# [Task description]
Copy, from the listing, every line in which the string "true" is present.

# [Excerpted records]

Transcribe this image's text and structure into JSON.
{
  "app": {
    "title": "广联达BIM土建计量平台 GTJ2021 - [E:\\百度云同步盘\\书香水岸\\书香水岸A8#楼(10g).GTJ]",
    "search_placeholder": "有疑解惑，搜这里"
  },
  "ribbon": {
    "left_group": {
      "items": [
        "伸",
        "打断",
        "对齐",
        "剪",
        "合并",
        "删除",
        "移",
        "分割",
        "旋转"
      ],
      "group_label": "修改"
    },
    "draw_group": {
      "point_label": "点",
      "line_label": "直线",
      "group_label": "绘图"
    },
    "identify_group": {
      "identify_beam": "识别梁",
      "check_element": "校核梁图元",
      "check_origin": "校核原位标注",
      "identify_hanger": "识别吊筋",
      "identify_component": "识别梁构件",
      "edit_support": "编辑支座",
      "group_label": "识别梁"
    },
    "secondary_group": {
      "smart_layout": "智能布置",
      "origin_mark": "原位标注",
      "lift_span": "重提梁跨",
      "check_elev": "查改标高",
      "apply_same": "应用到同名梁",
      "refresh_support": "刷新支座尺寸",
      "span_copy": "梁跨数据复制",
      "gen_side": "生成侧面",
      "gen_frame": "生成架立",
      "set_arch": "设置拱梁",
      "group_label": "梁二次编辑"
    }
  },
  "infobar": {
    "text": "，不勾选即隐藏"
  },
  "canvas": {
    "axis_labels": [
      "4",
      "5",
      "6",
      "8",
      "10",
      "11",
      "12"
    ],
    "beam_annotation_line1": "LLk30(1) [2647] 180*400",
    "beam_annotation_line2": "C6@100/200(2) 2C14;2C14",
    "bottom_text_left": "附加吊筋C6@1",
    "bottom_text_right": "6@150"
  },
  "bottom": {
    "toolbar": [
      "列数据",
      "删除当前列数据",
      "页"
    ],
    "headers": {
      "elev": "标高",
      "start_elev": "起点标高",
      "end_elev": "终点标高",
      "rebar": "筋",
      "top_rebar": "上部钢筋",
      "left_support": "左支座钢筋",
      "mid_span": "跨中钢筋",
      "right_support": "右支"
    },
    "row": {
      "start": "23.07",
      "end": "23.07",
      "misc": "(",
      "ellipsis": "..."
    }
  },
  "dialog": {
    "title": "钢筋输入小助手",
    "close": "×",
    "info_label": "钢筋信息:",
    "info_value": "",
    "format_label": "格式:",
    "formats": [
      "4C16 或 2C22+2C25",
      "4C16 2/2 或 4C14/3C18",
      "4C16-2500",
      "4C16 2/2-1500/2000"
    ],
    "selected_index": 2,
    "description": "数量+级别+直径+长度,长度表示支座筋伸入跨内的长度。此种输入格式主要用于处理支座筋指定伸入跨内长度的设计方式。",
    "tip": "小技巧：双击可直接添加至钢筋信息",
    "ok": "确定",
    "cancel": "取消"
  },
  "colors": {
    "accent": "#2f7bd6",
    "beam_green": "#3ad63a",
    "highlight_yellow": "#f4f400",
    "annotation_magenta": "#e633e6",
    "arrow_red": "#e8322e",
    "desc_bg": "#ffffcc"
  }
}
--
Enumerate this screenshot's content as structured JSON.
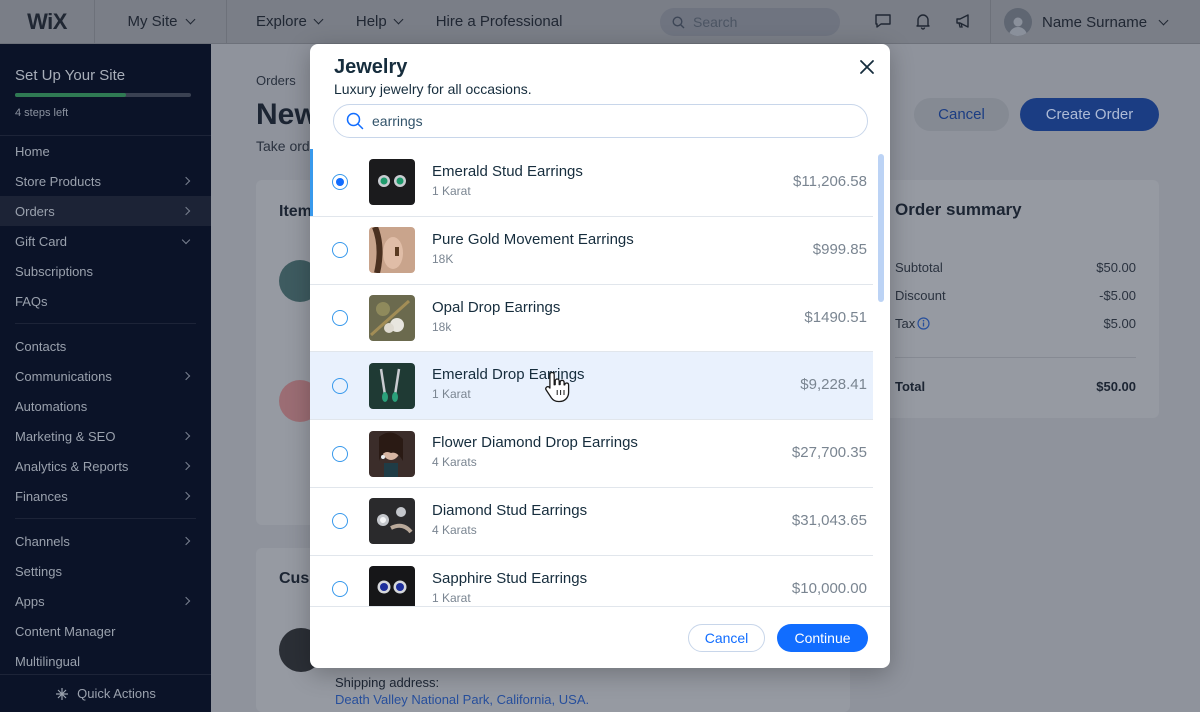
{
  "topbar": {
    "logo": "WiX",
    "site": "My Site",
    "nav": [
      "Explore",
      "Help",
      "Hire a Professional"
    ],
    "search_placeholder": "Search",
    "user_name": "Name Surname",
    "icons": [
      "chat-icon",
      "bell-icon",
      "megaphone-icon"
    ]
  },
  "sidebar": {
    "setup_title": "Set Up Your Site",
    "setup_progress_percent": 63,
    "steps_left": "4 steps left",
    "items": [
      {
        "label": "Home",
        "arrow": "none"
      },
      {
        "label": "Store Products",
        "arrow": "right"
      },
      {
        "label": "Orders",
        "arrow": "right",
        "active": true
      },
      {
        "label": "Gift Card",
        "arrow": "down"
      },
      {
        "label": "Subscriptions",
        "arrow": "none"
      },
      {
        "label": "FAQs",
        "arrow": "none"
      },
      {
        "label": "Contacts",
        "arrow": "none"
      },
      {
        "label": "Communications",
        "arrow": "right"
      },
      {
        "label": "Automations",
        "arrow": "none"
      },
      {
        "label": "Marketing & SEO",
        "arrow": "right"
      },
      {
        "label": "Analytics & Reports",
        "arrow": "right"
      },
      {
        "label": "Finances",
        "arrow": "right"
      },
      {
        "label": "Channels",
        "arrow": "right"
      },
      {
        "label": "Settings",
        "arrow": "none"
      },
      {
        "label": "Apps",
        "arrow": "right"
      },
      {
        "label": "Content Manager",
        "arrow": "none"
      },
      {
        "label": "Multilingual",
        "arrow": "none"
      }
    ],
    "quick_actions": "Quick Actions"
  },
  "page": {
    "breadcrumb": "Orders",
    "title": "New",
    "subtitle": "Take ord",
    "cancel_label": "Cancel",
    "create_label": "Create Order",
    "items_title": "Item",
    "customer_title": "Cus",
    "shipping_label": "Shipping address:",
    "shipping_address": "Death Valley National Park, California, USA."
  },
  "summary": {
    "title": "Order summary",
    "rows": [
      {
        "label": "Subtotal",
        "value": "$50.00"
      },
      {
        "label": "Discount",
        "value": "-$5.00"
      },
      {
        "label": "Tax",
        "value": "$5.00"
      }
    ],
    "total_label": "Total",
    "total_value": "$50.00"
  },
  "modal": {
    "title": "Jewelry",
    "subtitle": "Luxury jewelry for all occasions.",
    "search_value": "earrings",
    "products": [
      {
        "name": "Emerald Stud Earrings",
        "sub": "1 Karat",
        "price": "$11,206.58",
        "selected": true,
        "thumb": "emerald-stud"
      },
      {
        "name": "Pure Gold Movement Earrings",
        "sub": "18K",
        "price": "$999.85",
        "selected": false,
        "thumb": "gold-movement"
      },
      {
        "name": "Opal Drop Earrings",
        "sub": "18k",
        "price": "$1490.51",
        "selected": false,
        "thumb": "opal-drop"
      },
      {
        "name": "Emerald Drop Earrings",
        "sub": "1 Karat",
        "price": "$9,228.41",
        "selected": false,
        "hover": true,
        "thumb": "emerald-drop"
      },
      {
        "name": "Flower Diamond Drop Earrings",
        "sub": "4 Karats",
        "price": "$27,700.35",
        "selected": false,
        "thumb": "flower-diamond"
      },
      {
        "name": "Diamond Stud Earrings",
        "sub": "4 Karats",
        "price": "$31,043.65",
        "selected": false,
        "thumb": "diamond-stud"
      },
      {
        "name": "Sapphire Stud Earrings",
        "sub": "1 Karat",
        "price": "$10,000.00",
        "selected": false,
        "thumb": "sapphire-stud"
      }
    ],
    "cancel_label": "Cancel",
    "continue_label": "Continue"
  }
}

# [Answer to the exercise]
        "active": true
        "selected": true,
        "hover": true,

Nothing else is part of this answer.